Report

Movement Intention After Parietal Cortex Stimulation in Humans

Science  08 May 2009:
Vol. 324, Issue 5928, pp. 811-813
DOI: 10.1126/science.1169896

You are currently viewing the abstract.

View Full Text

Via your Institution

Log in through your institution

Log in through your institution


Consciousness and Intention

Where in the brain are our intentions formed and how do we become aware of these intentions? Desmurget et al. (p. 811; see the Perspective by Haggard) investigated the effect of direct cortical stimulation of parietal and premotor regions in patients undergoing brain surgery for tumor removal. Stimulation of the parietal lobe provoked the conscious experience of wanting to move the upper limb, lips, or tongue without any concomitant motor activity. When stimulation intensity was increased, patients believed that they had actually moved or talked, but again no muscle activity was detected. When, however, the premotor region of the frontal lobes was stimulated, real complex multijoint movements were induced. However, patients did not experience these movements as produced by a conscious internal act of will. Indeed, they were not even aware that they had moved. Increasing stimulation intensity increased the amplitude or complexity of the movement but never made it reach consciousness.

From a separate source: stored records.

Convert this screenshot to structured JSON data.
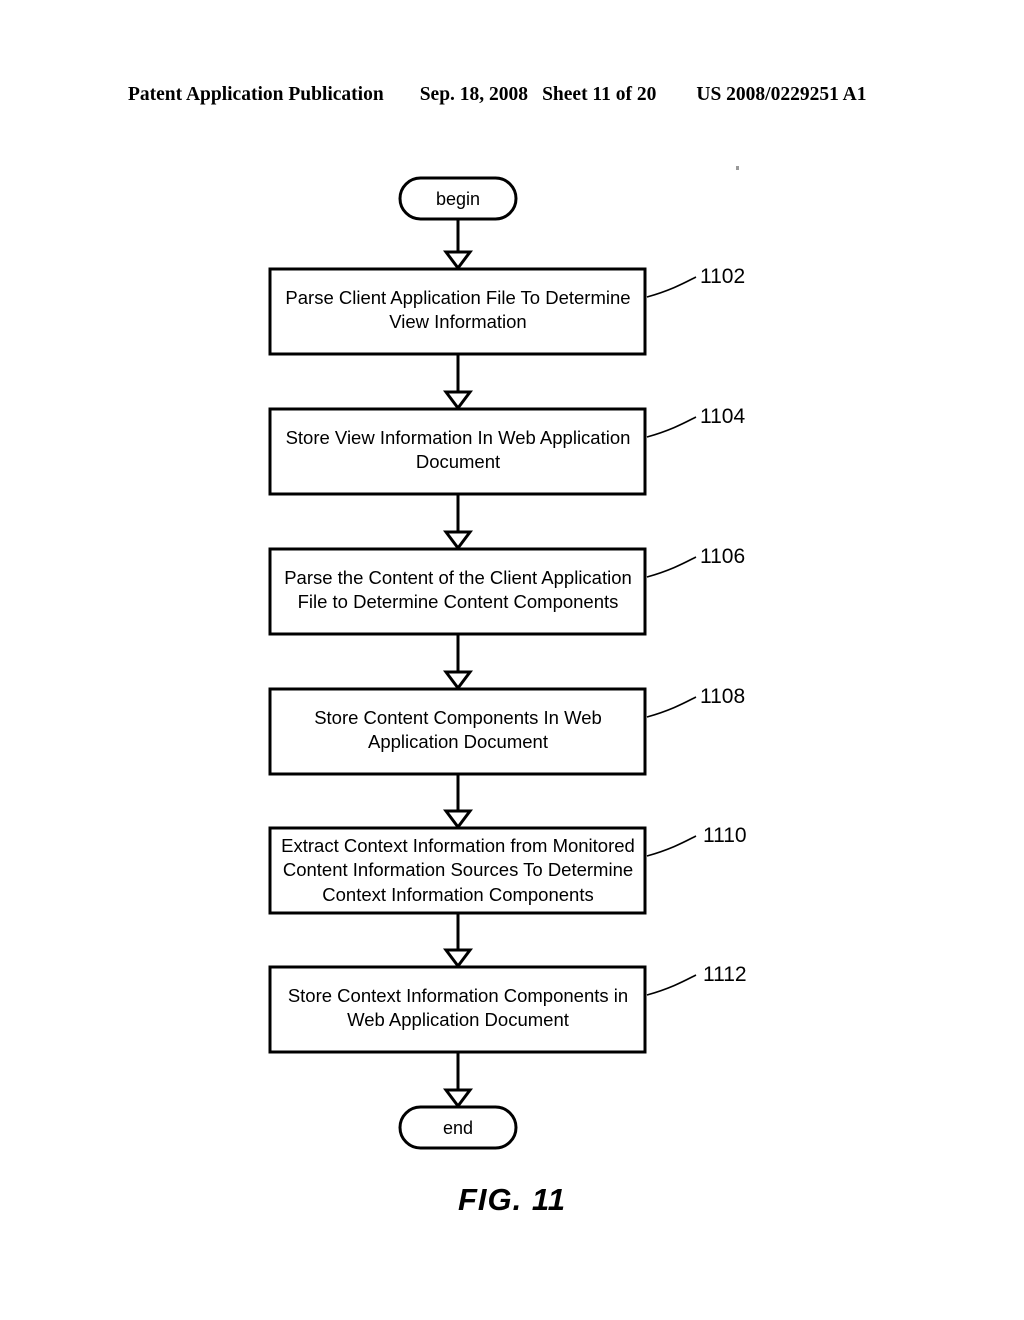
{
  "header": {
    "publication": "Patent Application Publication",
    "date": "Sep. 18, 2008",
    "sheet": "Sheet 11 of 20",
    "patent_number": "US 2008/0229251 A1"
  },
  "figure": {
    "caption": "FIG. 11",
    "type": "flowchart",
    "line_color": "#000000",
    "fill_color": "#ffffff"
  },
  "flowchart": {
    "start": {
      "label": "begin",
      "shape": "terminator"
    },
    "end": {
      "label": "end",
      "shape": "terminator"
    },
    "steps": [
      {
        "ref": "1102",
        "shape": "process",
        "label": "Parse Client Application File To Determine\nView Information"
      },
      {
        "ref": "1104",
        "shape": "process",
        "label": "Store View Information In Web Application\nDocument"
      },
      {
        "ref": "1106",
        "shape": "process",
        "label": "Parse the Content of the Client Application\nFile to Determine Content Components"
      },
      {
        "ref": "1108",
        "shape": "process",
        "label": "Store Content Components In Web\nApplication Document"
      },
      {
        "ref": "1110",
        "shape": "process",
        "label": "Extract Context Information from Monitored\nContent Information Sources To Determine\nContext Information Components"
      },
      {
        "ref": "1112",
        "shape": "process",
        "label": "Store Context Information Components in\nWeb Application Document"
      }
    ]
  }
}
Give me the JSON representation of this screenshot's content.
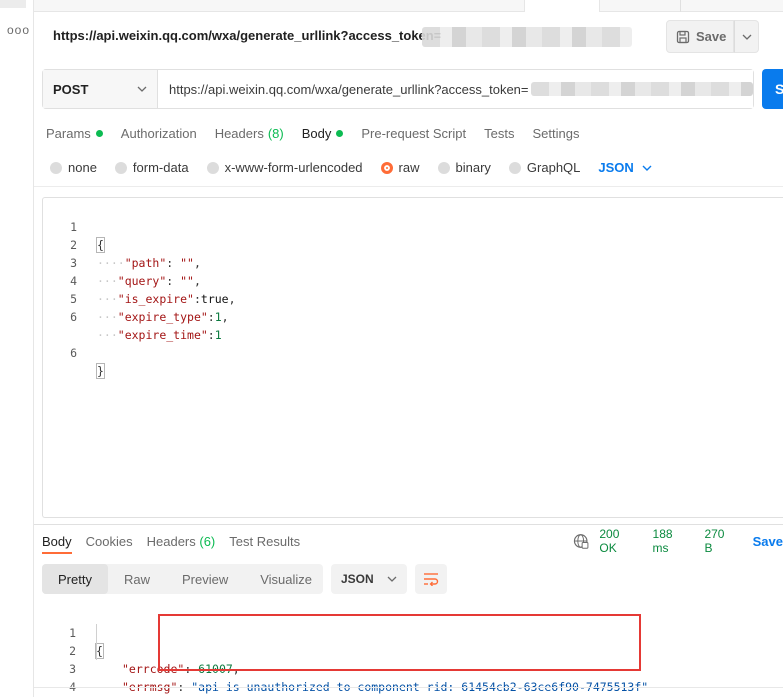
{
  "title_bar": {
    "url": "https://api.weixin.qq.com/wxa/generate_urllink?access_token=",
    "save_label": "Save"
  },
  "rail": {
    "more": "ooo"
  },
  "request": {
    "method": "POST",
    "url": "https://api.weixin.qq.com/wxa/generate_urllink?access_token=",
    "send_label": "S"
  },
  "request_tabs": [
    {
      "label": "Params",
      "dot": true
    },
    {
      "label": "Authorization"
    },
    {
      "label": "Headers",
      "count": "(8)"
    },
    {
      "label": "Body",
      "dot": true,
      "active": true
    },
    {
      "label": "Pre-request Script"
    },
    {
      "label": "Tests"
    },
    {
      "label": "Settings"
    }
  ],
  "body_types": [
    {
      "label": "none"
    },
    {
      "label": "form-data"
    },
    {
      "label": "x-www-form-urlencoded"
    },
    {
      "label": "raw",
      "checked": true
    },
    {
      "label": "binary"
    },
    {
      "label": "GraphQL"
    }
  ],
  "body_format": "JSON",
  "request_body": {
    "line_numbers": [
      "1",
      "2",
      "3",
      "4",
      "5",
      "6"
    ],
    "lines": [
      {
        "open": "{"
      },
      {
        "ws": "····",
        "key": "\"path\"",
        "sep": ": ",
        "val": "\"\"",
        "tail": ","
      },
      {
        "ws": "···",
        "key": "\"query\"",
        "sep": ": ",
        "val": "\"\"",
        "tail": ","
      },
      {
        "ws": "···",
        "key": "\"is_expire\"",
        "sep": ":",
        "val": "true",
        "tail": ","
      },
      {
        "ws": "···",
        "key": "\"expire_type\"",
        "sep": ":",
        "val": "1",
        "tail": ","
      },
      {
        "ws": "···",
        "key": "\"expire_time\"",
        "sep": ":",
        "val": "1",
        "tail": ""
      },
      {
        "close": "}"
      }
    ]
  },
  "response": {
    "tabs": [
      {
        "label": "Body",
        "active": true
      },
      {
        "label": "Cookies"
      },
      {
        "label": "Headers",
        "count": "(6)"
      },
      {
        "label": "Test Results"
      }
    ],
    "status": "200 OK",
    "time": "188 ms",
    "size": "270 B",
    "save_label": "Save",
    "view_modes": [
      "Pretty",
      "Raw",
      "Preview",
      "Visualize"
    ],
    "format": "JSON",
    "line_numbers": [
      "1",
      "2",
      "3",
      "4"
    ],
    "body": {
      "open": "{",
      "errcode_key": "\"errcode\"",
      "errcode_val": "61007",
      "errmsg_key": "\"errmsg\"",
      "errmsg_val": "\"api is unauthorized to component rid: 61454cb2-63ce6f90-7475513f\"",
      "close": "}"
    }
  },
  "colors": {
    "accent_blue": "#097bed",
    "accent_orange": "#ff6c37",
    "status_green": "#0cbb52",
    "highlight_red": "#e53935"
  }
}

Abstract

Parietal and premotor cortex regions are serious contenders for bringing motor intentions and motor responses into awareness. We used electrical stimulation in seven patients undergoing awake brain surgery. Stimulating the right inferior parietal regions triggered a strong intention and desire to move the contralateral hand, arm, or foot, whereas stimulating the left inferior parietal region provoked the intention to move the lips and to talk. When stimulation intensity was increased in parietal areas, participants believed they had really performed these movements, although no electromyographic activity was detected. Stimulation of the premotor region triggered overt mouth and contralateral limb movements. Yet, patients firmly denied that they had moved. Conscious intention and motor awareness thus arise from increased parietal activity before movement execution.

View Full Text

Cited By...